The Telangana government has commissioned a survey that appears to be aimed at ascertaining the number of Seemandhra natives in Hyderabad. The statewide exercise — ‘Samagra Kutumba Survey’ or ‘Intensive Household Survey 2014’ — will be undertaken in the state capital by the Greater Hyderabad Municipal Corporation (GHMC).
While state officials said the aim is to identify families who are eligible for state government schemes, grants and aids, a few questions in the survey have raised eyebrows, with some doubting its real intention.
Three such questions shortlisted in the draft questionnaire are: “Which state have you come from?”, “What language do you speak?” and “When did you come here?” These three questions were not in the first draft questionnaire prepared by the government two weeks ago, but were introduced in the second draft. The one-day survey will be held on August 19, with preliminary test surveys on August 17 and 18. Nearly four lakh government employees will assist in the door-to-door survey.
“In other parts of Telangana, these three questions do not matter because not many people from outside the state live there. But in Hyderabad, it matters because of the large number of migrants from Seemandhra living here. This survey is tantamount to low-intensity targeting and singling out people from one particular state.
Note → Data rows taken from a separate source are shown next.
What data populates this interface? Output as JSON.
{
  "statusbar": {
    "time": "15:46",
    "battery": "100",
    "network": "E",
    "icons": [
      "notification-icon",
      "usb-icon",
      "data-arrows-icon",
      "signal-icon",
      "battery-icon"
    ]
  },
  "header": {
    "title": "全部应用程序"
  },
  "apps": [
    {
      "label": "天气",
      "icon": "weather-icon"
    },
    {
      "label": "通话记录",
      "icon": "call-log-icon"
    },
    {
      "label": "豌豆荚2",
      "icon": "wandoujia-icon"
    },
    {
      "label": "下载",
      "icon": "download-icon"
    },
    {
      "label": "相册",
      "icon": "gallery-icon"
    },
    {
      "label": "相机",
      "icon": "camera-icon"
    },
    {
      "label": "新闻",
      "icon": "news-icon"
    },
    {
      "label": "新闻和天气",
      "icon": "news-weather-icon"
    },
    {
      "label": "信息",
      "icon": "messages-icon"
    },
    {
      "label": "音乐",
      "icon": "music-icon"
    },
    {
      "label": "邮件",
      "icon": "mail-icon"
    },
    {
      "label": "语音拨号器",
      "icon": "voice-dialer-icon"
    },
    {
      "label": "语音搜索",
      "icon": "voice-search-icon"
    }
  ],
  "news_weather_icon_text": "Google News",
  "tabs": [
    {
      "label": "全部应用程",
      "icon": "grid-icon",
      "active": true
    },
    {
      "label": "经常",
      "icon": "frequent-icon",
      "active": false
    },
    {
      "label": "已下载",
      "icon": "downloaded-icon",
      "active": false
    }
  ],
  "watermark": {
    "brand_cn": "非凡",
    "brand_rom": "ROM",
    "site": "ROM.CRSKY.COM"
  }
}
This is one way of telling people where they belong,” HRD and Education Minister of the residuary state of Andhra Pradesh, G Srinivasa Rao, said.
However, Telangana Deputy Chief Minister and Minister for Revenue Mohammed Ali said the statewide survey is only meant to identify and authenticate deserving beneficiaries of government schemes. “This survey has nothing to do with ascertaining anyone’s nativity. We want to create a fresh database of families who really deserve government support and this is an effort to update ourselves because otherwise, we have to depend on 2011 census statistics,’’ Ali said.
GHMC Commissioner Somesh Kumar said the survey’s primary aim is to establish the real economic status of families to ensure that bogus beneficiaries of government schemes are weeded out. “The questions do not seek to establish nativity in any way. The questionnaire will only help in establishing how many non-Telugus live in Telangana and not just GHMC area,” Kumar said.
Officials said that the government is concerned about a large number of bogus beneficiaries availing government schemes in the absence of a proper database of economic status of families. “We spend over Rs 4,000 crore on giving pensions. Some Rs 6,000 crore is spent on fee reimbursements, and Rs 1,200 crore is earmarked for food subsidies. But is all this going to real beneficiaries? Some people are objecting to a few questions but we will upload the questionnaire on our website next week and people will be able to see for themselves whether it is aimed at anything other than collecting information to ascertain beneficiaries of government schemes,” Ali said.